- Source information
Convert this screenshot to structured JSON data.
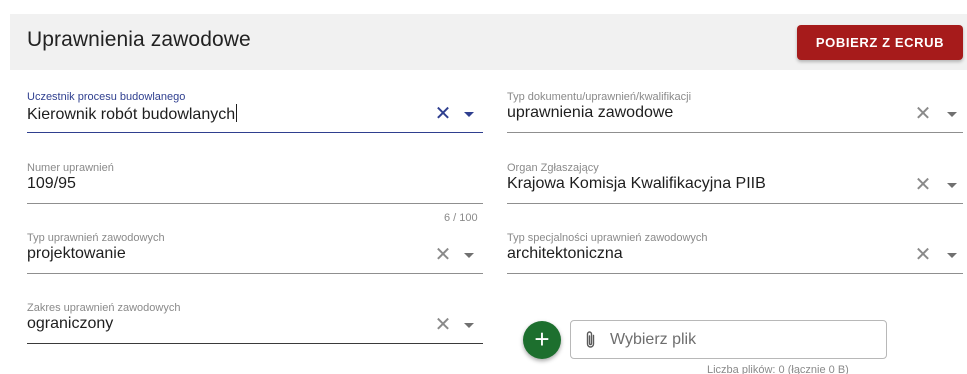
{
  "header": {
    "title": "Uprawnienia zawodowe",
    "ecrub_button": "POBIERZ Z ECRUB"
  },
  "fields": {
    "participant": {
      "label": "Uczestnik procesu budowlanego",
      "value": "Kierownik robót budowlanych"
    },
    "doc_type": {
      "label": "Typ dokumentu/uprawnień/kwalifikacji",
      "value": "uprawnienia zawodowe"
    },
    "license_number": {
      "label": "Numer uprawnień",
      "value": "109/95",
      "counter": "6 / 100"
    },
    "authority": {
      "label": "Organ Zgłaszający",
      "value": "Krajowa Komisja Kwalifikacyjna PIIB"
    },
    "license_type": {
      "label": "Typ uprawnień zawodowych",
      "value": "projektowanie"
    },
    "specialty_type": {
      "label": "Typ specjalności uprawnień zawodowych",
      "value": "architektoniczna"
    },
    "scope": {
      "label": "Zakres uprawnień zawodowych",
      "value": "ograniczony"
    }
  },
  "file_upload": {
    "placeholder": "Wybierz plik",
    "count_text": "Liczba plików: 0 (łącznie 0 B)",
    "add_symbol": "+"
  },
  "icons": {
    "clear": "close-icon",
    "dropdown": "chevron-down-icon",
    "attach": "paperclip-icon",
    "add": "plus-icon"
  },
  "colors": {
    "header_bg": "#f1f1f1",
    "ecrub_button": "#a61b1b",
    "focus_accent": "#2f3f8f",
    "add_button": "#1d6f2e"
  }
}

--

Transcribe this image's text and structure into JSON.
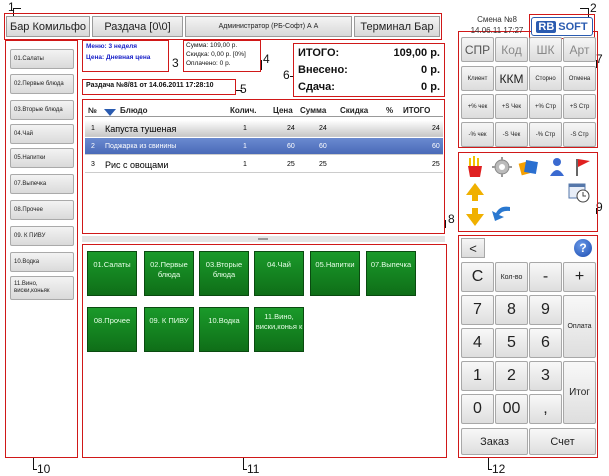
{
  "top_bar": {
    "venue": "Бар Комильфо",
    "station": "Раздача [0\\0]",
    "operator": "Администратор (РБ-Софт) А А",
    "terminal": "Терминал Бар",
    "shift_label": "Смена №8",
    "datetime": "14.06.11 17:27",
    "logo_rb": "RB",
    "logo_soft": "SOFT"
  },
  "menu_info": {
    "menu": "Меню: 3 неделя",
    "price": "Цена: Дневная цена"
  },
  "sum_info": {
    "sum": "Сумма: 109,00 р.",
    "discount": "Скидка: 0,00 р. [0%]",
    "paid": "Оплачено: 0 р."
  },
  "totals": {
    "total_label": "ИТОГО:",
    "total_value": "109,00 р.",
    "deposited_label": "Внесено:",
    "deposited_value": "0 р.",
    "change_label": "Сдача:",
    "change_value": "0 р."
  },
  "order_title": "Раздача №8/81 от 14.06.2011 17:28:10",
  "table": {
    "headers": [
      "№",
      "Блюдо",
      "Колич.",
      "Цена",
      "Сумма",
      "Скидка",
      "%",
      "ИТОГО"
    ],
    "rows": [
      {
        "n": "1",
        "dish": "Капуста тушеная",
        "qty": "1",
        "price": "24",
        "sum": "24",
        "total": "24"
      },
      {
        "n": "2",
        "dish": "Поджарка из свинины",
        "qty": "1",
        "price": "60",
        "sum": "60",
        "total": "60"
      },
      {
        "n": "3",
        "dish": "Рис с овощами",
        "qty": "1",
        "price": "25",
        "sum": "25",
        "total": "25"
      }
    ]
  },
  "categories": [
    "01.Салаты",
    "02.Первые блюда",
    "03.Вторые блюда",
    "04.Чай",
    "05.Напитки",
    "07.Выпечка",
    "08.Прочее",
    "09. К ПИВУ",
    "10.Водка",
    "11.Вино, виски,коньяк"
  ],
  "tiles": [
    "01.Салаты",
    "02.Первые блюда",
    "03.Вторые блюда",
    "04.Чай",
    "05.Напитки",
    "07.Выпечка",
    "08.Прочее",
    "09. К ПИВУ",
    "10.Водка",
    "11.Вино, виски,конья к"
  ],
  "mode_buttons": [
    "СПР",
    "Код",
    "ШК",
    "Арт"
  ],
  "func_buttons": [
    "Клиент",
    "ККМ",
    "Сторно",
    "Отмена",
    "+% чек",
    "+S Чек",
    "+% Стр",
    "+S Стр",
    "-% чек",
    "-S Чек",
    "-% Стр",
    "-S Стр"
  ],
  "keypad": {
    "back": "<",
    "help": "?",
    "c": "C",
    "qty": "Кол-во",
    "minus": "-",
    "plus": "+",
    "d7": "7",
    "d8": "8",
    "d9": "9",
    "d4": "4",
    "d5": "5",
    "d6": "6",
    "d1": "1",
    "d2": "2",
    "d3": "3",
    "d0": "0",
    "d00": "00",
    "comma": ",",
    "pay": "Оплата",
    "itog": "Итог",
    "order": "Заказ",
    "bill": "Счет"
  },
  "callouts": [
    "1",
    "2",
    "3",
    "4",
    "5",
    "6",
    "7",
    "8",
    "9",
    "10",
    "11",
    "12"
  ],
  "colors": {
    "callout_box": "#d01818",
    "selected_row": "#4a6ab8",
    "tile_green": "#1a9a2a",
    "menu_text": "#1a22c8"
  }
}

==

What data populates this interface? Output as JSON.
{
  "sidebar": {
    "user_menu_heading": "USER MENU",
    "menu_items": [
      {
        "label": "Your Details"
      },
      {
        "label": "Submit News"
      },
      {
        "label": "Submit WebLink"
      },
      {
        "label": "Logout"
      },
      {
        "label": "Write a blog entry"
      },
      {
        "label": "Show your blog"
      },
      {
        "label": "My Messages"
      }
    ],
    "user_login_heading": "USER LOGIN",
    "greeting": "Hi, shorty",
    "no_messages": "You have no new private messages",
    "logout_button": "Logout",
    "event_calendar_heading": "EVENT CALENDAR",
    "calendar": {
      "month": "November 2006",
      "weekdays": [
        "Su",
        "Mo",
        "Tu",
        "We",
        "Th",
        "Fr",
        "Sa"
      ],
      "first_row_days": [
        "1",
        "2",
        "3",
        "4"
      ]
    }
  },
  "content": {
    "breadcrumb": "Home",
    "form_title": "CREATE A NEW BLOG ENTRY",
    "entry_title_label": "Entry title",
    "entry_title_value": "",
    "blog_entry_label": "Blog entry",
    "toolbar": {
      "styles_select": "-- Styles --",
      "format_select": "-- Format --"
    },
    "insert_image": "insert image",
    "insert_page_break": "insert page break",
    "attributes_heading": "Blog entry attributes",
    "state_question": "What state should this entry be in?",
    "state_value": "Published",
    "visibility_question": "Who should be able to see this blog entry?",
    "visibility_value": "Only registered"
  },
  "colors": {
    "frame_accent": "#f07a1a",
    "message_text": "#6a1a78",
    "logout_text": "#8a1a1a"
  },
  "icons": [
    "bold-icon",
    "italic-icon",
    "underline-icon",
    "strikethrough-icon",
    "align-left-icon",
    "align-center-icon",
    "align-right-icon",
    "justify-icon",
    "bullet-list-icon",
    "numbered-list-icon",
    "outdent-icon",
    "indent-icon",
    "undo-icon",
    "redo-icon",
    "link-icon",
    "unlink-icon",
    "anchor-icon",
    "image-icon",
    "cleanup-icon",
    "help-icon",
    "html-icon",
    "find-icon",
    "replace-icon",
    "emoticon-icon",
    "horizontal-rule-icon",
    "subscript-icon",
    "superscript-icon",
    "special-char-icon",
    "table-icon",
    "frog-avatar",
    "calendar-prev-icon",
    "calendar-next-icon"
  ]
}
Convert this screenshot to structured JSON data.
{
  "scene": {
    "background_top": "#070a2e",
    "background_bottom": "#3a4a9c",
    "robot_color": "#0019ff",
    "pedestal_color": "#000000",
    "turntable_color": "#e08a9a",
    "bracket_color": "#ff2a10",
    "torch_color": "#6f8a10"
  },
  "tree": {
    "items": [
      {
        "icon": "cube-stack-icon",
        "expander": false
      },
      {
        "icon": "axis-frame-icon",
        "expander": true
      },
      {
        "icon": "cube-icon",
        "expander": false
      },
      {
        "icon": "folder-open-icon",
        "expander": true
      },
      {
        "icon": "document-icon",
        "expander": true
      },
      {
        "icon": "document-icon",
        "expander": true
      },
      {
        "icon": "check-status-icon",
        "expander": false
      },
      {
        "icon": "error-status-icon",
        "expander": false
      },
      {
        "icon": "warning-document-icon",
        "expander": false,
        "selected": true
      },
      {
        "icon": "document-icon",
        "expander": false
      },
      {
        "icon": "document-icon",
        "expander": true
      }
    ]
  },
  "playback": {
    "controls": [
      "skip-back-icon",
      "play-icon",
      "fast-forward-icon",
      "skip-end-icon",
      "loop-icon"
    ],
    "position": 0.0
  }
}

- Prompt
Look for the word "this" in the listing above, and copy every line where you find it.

- Final answer
Convert this screenshot to structured JSON data.
Transcribe this image's text and structure into JSON.
What data populates this interface? Output as JSON.
    "state_question": "What state should this entry be in?",
    "visibility_question": "Who should be able to see this blog entry?",
Convert this screenshot to structured JSON data.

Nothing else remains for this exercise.